Directions:
Print, exactly and completely, the data that appears below.

(Dataset rows for apps and sites)

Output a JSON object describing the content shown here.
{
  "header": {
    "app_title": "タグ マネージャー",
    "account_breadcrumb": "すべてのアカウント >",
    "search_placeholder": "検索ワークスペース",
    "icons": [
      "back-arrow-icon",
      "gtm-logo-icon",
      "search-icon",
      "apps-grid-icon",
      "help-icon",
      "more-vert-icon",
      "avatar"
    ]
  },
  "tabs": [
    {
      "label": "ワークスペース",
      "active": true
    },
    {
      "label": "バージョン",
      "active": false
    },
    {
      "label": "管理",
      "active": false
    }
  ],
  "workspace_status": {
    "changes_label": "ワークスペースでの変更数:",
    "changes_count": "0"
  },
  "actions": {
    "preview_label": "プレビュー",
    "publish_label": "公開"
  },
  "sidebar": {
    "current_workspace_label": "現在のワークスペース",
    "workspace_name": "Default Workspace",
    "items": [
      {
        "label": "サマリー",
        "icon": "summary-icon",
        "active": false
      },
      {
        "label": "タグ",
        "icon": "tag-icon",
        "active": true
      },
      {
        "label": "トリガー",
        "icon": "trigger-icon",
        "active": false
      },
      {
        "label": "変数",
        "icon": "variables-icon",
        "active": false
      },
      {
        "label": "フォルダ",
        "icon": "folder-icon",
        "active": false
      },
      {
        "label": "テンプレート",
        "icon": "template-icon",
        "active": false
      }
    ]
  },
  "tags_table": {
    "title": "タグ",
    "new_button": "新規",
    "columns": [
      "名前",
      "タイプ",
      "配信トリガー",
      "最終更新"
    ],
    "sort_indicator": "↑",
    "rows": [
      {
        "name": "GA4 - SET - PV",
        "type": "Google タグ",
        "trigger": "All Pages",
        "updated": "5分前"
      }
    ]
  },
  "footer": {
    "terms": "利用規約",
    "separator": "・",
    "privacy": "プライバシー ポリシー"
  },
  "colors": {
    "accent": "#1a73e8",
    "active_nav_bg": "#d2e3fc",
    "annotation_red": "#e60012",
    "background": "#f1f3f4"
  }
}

Solution to this exercise:
Output a JSON object describing the content shown here.
{
  "header": {
    "app_title": "タグ マネージャー",
    "account_breadcrumb": "すべてのアカウント >",
    "search_placeholder": "検索ワークスペース",
    "icons": [
      "back-arrow-icon",
      "gtm-logo-icon",
      "search-icon",
      "apps-grid-icon",
      "help-icon",
      "more-vert-icon",
      "avatar"
    ]
  },
  "tabs": [
    {
      "label": "ワークスペース",
      "active": true
    },
    {
      "label": "バージョン",
      "active": false
    },
    {
      "label": "管理",
      "active": false
    }
  ],
  "workspace_status": {
    "changes_label": "ワークスペースでの変更数:",
    "changes_count": "0"
  },
  "actions": {
    "preview_label": "プレビュー",
    "publish_label": "公開"
  },
  "sidebar": {
    "current_workspace_label": "現在のワークスペース",
    "workspace_name": "Default Workspace",
    "items": [
      {
        "label": "サマリー",
        "icon": "summary-icon",
        "active": false
      },
      {
        "label": "タグ",
        "icon": "tag-icon",
        "active": true
      },
      {
        "label": "トリガー",
        "icon": "trigger-icon",
        "active": false
      },
      {
        "label": "変数",
        "icon": "variables-icon",
        "active": false
      },
      {
        "label": "フォルダ",
        "icon": "folder-icon",
        "active": false
      },
      {
        "label": "テンプレート",
        "icon": "template-icon",
        "active": false
      }
    ]
  },
  "tags_table": {
    "title": "タグ",
    "new_button": "新規",
    "columns": [
      "名前",
      "タイプ",
      "配信トリガー",
      "最終更新"
    ],
    "sort_indicator": "↑",
    "rows": [
      {
        "name": "GA4 - SET - PV",
        "type": "Google タグ",
        "trigger": "All Pages",
        "updated": "5分前"
      }
    ]
  },
  "footer": {
    "terms": "利用規約",
    "separator": "・",
    "privacy": "プライバシー ポリシー"
  },
  "colors": {
    "accent": "#1a73e8",
    "active_nav_bg": "#d2e3fc",
    "annotation_red": "#e60012",
    "background": "#f1f3f4"
  }
}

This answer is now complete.